Conducted at the University of California, Los Angeles, the study involved 112 people ages 59 to 86. In the 25 weeks duration, researchers found Tai Chi alone was capable of providing standard vaccine level immunity to older adults.
For the first 16 weeks, the participants took part in Tai Chi or a health education program that provided 120 minutes of instruction weekly. Following this, participants in both groups were given a single injection of VARIVAX. The latter is a chickenpox vaccine approved for use in 1995.
Lead author Michael Irwin, professor of psychiatry at the Semel Institute for Neuroscience and Human Behavior at UCLA, said the study was exciting as it showed behavioral modifications like Tai Chi were capable of triggering a positive, virus-specific immune response.
In patients who were given shingles vaccine and advised Tai Chi, the immunity levels were comparable to those normally seen in middle age. The Tai Chi group also demonstrated significant improvements in physical functioning, bodily pain, vitality and mental health.

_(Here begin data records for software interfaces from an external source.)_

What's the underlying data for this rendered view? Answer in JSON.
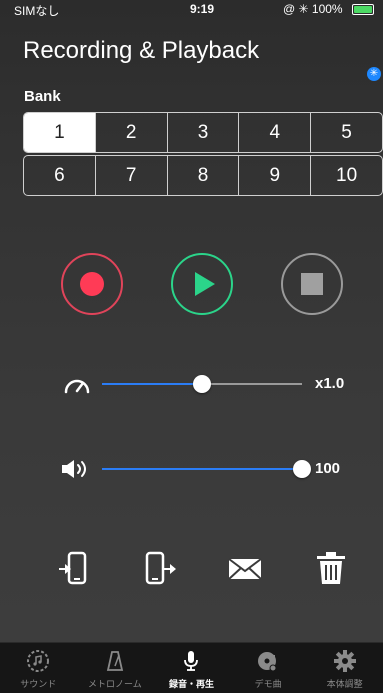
{
  "status": {
    "carrier": "SIMなし",
    "time": "9:19",
    "indicators": "@ ✳ 100%",
    "battery_level": 1.0
  },
  "title": "Recording & Playback",
  "bank": {
    "label": "Bank",
    "selected": "1",
    "row1": [
      "1",
      "2",
      "3",
      "4",
      "5"
    ],
    "row2": [
      "6",
      "7",
      "8",
      "9",
      "10"
    ]
  },
  "transport": {
    "record_icon": "record-icon",
    "play_icon": "play-icon",
    "stop_icon": "stop-icon"
  },
  "speed": {
    "icon": "speedometer-icon",
    "value_label": "x1.0",
    "level": 0.5
  },
  "volume": {
    "icon": "speaker-icon",
    "value_label": "100",
    "level": 1.0
  },
  "tools": [
    "import-phone-icon",
    "export-phone-icon",
    "mail-icon",
    "trash-icon"
  ],
  "tabs": [
    {
      "label": "サウンド",
      "icon": "sound-icon",
      "active": false
    },
    {
      "label": "メトロノーム",
      "icon": "metronome-icon",
      "active": false
    },
    {
      "label": "録音・再生",
      "icon": "microphone-icon",
      "active": true
    },
    {
      "label": "デモ曲",
      "icon": "demo-song-icon",
      "active": false
    },
    {
      "label": "本体調整",
      "icon": "gear-icon",
      "active": false
    }
  ],
  "colors": {
    "accent": "#2b7df6",
    "record": "#ff3b56",
    "play": "#2bd48a",
    "stop": "#a0a0a0"
  }
}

“Since older adults often show blunted protective responses to vaccines, this study suggests that T’ai chi is an approach that might complement and augment the efficacy of other vaccines, such as influenza,” Irwin pointed out.